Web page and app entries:
□ □ □ □ □

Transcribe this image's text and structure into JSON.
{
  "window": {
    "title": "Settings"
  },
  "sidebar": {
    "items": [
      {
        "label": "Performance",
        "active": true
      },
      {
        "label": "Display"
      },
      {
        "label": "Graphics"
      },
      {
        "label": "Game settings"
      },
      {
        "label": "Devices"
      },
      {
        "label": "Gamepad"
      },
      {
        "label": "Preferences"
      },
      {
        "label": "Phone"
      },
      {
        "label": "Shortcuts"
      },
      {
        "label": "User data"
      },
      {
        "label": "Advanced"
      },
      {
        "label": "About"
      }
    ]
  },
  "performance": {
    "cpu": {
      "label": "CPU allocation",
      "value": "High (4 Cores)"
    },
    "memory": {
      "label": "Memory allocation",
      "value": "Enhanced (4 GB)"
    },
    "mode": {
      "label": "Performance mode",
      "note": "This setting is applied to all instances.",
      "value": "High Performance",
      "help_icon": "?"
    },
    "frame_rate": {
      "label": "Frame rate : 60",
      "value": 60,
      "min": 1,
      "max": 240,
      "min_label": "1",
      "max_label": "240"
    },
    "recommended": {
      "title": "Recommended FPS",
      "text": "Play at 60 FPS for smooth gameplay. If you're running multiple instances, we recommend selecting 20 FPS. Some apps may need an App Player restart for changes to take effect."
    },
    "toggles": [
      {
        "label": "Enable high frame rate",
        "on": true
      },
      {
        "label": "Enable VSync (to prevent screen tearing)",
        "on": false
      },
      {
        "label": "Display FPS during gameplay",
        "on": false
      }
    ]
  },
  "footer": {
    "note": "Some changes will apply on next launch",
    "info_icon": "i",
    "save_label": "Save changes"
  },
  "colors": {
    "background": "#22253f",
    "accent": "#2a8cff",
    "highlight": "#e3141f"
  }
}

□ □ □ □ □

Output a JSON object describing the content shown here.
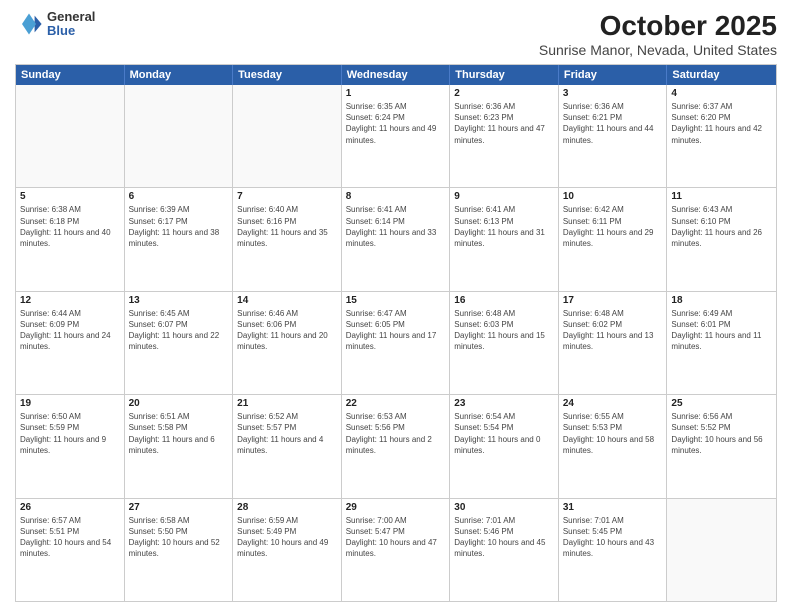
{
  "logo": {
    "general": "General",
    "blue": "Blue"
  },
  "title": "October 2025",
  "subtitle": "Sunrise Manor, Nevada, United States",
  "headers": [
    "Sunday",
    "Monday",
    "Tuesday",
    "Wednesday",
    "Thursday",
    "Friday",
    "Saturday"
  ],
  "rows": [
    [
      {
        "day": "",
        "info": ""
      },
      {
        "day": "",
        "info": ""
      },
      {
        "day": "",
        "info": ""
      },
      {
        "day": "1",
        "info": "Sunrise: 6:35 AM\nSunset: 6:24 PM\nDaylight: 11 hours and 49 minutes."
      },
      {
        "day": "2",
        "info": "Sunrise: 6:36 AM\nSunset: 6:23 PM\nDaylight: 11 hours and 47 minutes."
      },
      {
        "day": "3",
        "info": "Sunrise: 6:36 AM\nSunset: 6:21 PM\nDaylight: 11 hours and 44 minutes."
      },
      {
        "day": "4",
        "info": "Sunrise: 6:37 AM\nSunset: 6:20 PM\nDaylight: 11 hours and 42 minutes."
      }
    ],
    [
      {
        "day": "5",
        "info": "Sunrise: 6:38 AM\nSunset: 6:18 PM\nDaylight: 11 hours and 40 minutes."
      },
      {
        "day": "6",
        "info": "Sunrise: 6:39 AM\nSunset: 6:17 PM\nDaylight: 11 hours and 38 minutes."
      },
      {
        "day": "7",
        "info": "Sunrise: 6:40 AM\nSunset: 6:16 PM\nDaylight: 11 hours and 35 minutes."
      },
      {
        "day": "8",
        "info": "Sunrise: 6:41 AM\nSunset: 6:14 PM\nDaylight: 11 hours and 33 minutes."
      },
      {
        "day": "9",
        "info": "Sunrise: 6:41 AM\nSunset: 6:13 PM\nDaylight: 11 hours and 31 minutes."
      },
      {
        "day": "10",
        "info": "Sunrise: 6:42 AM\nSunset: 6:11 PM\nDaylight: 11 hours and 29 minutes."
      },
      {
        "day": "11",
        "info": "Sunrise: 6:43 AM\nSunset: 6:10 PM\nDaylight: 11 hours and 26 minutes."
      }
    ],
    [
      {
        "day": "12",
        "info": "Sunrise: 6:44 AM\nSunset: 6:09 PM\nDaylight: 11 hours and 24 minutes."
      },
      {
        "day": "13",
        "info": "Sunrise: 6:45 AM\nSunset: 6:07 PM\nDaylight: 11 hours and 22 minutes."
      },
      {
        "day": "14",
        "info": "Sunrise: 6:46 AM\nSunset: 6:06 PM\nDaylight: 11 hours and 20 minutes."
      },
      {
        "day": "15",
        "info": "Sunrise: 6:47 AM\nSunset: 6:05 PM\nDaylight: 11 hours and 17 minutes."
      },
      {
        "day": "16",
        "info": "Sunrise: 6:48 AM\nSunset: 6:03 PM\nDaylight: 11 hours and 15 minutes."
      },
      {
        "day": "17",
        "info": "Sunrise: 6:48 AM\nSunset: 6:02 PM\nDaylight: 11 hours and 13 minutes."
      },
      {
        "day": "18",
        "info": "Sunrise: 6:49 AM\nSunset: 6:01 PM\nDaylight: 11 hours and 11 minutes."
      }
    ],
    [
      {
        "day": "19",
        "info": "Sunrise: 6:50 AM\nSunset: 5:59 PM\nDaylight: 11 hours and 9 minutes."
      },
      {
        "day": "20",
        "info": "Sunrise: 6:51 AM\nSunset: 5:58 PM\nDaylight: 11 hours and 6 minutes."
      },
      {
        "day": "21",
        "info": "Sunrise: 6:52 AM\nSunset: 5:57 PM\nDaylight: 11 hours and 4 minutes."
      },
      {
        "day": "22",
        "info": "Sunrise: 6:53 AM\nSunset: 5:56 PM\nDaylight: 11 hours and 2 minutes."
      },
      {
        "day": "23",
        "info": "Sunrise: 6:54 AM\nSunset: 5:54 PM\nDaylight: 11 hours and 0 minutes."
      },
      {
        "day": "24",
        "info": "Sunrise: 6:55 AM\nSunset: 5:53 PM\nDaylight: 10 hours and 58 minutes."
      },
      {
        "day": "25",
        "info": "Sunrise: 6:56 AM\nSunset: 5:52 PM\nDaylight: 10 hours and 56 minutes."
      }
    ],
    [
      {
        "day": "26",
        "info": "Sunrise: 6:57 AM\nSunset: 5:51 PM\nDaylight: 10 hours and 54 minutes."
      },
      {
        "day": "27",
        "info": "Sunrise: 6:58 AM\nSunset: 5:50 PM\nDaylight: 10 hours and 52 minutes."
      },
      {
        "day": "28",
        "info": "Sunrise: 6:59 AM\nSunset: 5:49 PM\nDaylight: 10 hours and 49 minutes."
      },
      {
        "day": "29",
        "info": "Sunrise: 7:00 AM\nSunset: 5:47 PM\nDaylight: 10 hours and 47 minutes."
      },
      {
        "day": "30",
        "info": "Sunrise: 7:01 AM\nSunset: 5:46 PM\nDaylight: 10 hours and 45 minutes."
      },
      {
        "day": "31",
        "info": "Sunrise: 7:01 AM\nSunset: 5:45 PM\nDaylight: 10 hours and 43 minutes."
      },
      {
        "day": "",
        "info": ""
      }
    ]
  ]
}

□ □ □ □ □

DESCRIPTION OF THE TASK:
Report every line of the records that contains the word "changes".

COMPLETED TASK:
      "text": "Play at 60 FPS for smooth gameplay. If you're running multiple instances, we recommend selecting 20 FPS. Some apps may need an App Player restart for changes to take effect."
    "note": "Some changes will apply on next launch",
    "save_label": "Save changes"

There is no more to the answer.